In his novel, The Family Fang, Kevin Wilson seems to have hit upon an unexplored corner of the art world. There aren't many contemporary performance art pieces that involve children. One exception, by the Toronto-based artists' workshop Mammalian Diving Reflex, is Haircuts by Children, in which 10- and 11-year-olds are given a few days' training in cutting hair and then fanned out to salons to give free cuts to anyone adventurous enough to let them. The show, which has traveled to ten cities around the world, has gathered positive reviews from critics and salon customers alike.
But throughout the ages, the use of children in art has been controversial, though the sensitive points of why have shifted over time.
From Shakespeare to Dakota Fanning

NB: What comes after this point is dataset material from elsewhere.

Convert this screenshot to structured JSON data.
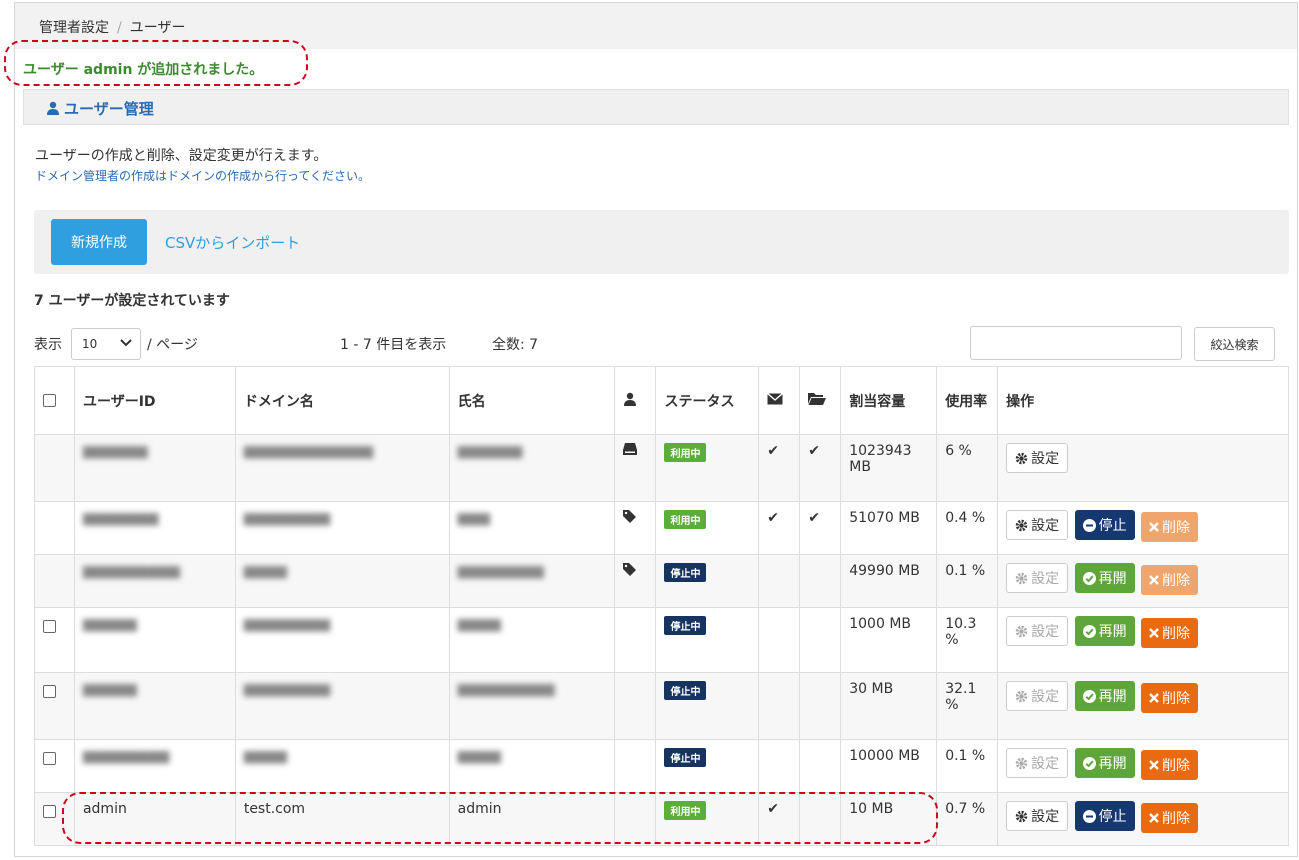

The use of child actors has stirred passions since at least Elizabethan times, when "boy players" filled the roles of boy and girl children and adult women. These actors were boys, usually between the ages of 8 and 12, who were ...